Cecil Shorts, a 2011 4th round pick, once looked like a very promising young receiver. After a rookie year where he didn’t see the field much (179 total snaps and 2 catches), Shorts caught 55 passes for 979 yards and 7 touchdowns in 2012. He was even better than those numbers suggested, as he did that despite missing 2 games with injuries and not playing more than 50% of his team’s snaps until the team’s 6th game of the season. He ran 423 routes on the season, giving him 2.31 yards per route run, 8th in the NFL, and he did that despite playing with the likes of Blaine Gabbert and Chad Henne at quarterback. However, injuries prevented him from taking that next step. He missed 6 games with injury in 2013 and 2014 combined and averaged 60 catches for 667 yards and 2 touchdowns per season. He’s never played a 16 game season in his career, playing 50 out of a possible 64 games in his career and being limited in many others. He’s talented and could post solid numbers somewhere with a better quarterback, but durability is a big concern.
10. Kenny Britt
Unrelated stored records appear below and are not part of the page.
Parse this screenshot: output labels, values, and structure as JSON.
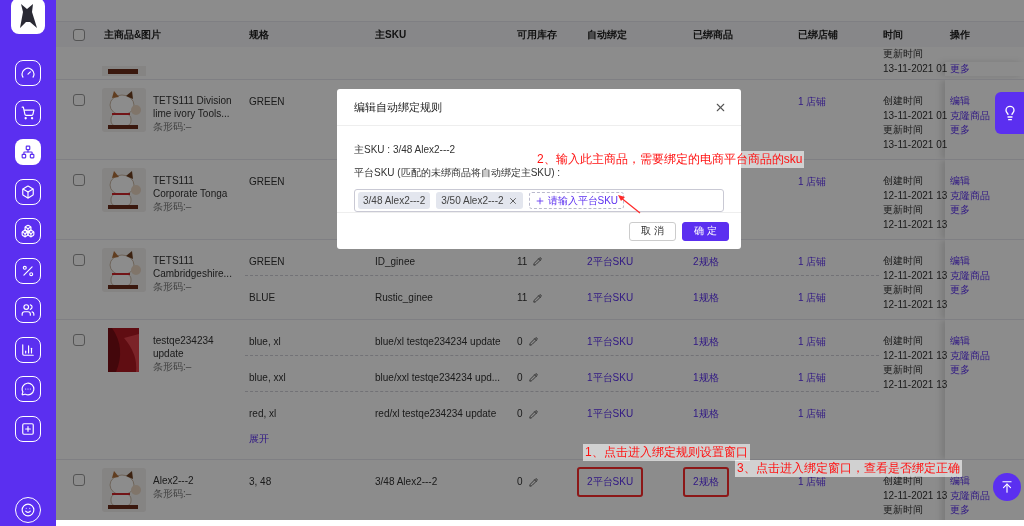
{
  "sidebar": {
    "items": [
      {
        "selected": false
      },
      {
        "selected": false
      },
      {
        "selected": true
      },
      {
        "selected": false
      },
      {
        "selected": false
      },
      {
        "selected": false
      },
      {
        "selected": false
      },
      {
        "selected": false
      },
      {
        "selected": false
      },
      {
        "selected": false
      },
      {
        "selected": false
      }
    ]
  },
  "table": {
    "header_checkbox": {
      "checked": false
    },
    "columns": [
      "主商品&图片",
      "规格",
      "主SKU",
      "可用库存",
      "自动绑定",
      "已绑商品",
      "已绑店铺",
      "时间",
      "操作"
    ],
    "partial_row": {
      "time": [
        "更新时间",
        "13-11-2021 01"
      ],
      "actions": [
        "更多"
      ]
    },
    "rows": [
      {
        "checked": false,
        "image": {
          "kind": "picture"
        },
        "name": [
          "TETS111 Division",
          "lime ivory Tools..."
        ],
        "barcode": "条形码:–",
        "variants": [
          {
            "spec": "GREEN",
            "store": "1 店铺"
          }
        ],
        "time": [
          "创建时间",
          "13-11-2021 01",
          "更新时间",
          "13-11-2021 01"
        ],
        "actions": [
          "编辑",
          "克隆商品",
          "更多"
        ]
      },
      {
        "checked": false,
        "image": {
          "kind": "picture"
        },
        "name": [
          "TETS111",
          "Corporate Tonga"
        ],
        "barcode": "条形码:–",
        "variants": [
          {
            "spec": "GREEN",
            "store": "1 店铺"
          }
        ],
        "time": [
          "创建时间",
          "12-11-2021 13",
          "更新时间",
          "12-11-2021 13"
        ],
        "actions": [
          "编辑",
          "克隆商品",
          "更多"
        ]
      },
      {
        "checked": false,
        "image": {
          "kind": "picture"
        },
        "name": [
          "TETS111",
          "Cambridgeshire..."
        ],
        "barcode": "条形码:–",
        "variants": [
          {
            "spec": "GREEN",
            "sku": "ID_ginee",
            "stock": "11",
            "auto": {
              "text": "2平台SKU",
              "boxed": false
            },
            "bound": {
              "text": "2规格",
              "boxed": false
            },
            "store": "1 店铺"
          },
          {
            "spec": "BLUE",
            "sku": "Rustic_ginee",
            "stock": "11",
            "auto": {
              "text": "1平台SKU",
              "boxed": false
            },
            "bound": {
              "text": "1规格",
              "boxed": false
            },
            "store": "1 店铺"
          }
        ],
        "time": [
          "创建时间",
          "12-11-2021 13",
          "更新时间",
          "12-11-2021 13"
        ],
        "actions": [
          "编辑",
          "克隆商品",
          "更多"
        ]
      },
      {
        "checked": false,
        "image": {
          "kind": "picture"
        },
        "name": [
          "testqe234234",
          "update"
        ],
        "barcode": "条形码:–",
        "variants": [
          {
            "spec": "blue, xl",
            "sku": "blue/xl testqe234234 update",
            "stock": "0",
            "auto": {
              "text": "1平台SKU",
              "boxed": false
            },
            "bound": {
              "text": "1规格",
              "boxed": false
            },
            "store": "1 店铺"
          },
          {
            "spec": "blue, xxl",
            "sku": "blue/xxl testqe234234 upd...",
            "stock": "0",
            "auto": {
              "text": "1平台SKU",
              "boxed": false
            },
            "bound": {
              "text": "1规格",
              "boxed": false
            },
            "store": "1 店铺"
          },
          {
            "spec": "red, xl",
            "sku": "red/xl testqe234234 update",
            "stock": "0",
            "auto": {
              "text": "1平台SKU",
              "boxed": false
            },
            "bound": {
              "text": "1规格",
              "boxed": false
            },
            "store": "1 店铺"
          }
        ],
        "expand": "展开",
        "time": [
          "创建时间",
          "12-11-2021 13",
          "更新时间",
          "12-11-2021 13"
        ],
        "actions": [
          "编辑",
          "克隆商品",
          "更多"
        ]
      },
      {
        "checked": false,
        "image": {
          "kind": "picture"
        },
        "name": [
          "Alex2---2"
        ],
        "barcode": "条形码:–",
        "variants": [
          {
            "spec": "3, 48",
            "sku": "3/48 Alex2---2",
            "stock": "0",
            "auto": {
              "text": "2平台SKU",
              "boxed": true
            },
            "bound": {
              "text": "2规格",
              "boxed": true
            },
            "store": "1 店铺"
          }
        ],
        "time": [
          "创建时间",
          "12-11-2021 13",
          "更新时间"
        ],
        "actions": [
          "编辑",
          "克隆商品",
          "更多"
        ]
      }
    ]
  },
  "modal": {
    "title": "编辑自动绑定规则",
    "main_sku": "主SKU : 3/48 Alex2---2",
    "field_label": "平台SKU (匹配的未绑商品将自动绑定主SKU) :",
    "tags": [
      {
        "text": "3/48 Alex2---2",
        "removable": false
      },
      {
        "text": "3/50 Alex2---2",
        "removable": true
      }
    ],
    "add_placeholder": "请输入平台SKU",
    "buttons": [
      {
        "text": "取 消",
        "kind": "secondary"
      },
      {
        "text": "确 定",
        "kind": "primary"
      }
    ]
  },
  "annotations": [
    {
      "kind": "note",
      "text": "2、输入此主商品，需要绑定的电商平台商品的sku"
    },
    {
      "kind": "note",
      "text": "1、点击进入绑定规则设置窗口"
    },
    {
      "kind": "note",
      "text": "3、点击进入绑定窗口，查看是否绑定正确"
    }
  ]
}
The 2009 1st round pick looked on his way to a promising career in 2010 and 2011. After averaging 1.86 yards per route run as a rookie in 2009, Britt averaged an absurd 3.07 yards per route run in 2010 and 2011, catching a combined 59 passes for 1064 yards and 12 touchdowns on a combined 347 routes run. However, a torn ACL suffered 3 games into 2011 derailed his career big-time. He averaged just 1.49 yards per route run in 2012, his first year back after the injury. In 2013, his final year in Tennessee, he was a train wreck. He only caught a third of his 33 targets, with 11 catches for 96 yards and he dropped 7 passes. He averaged just 0.48 yards per route run on 201 routes run. He bounced back in 2014 with the Rams, catching 48 passes for 748 yards and 3 touchdowns, but he still won’t draw much interest on the open market with his injury history and his 9 career arrests. He’d be wise to re-sign in St. Louis and stick with Jeff Fisher, who was his coach in Tennessee and under whom he’s always played his best football.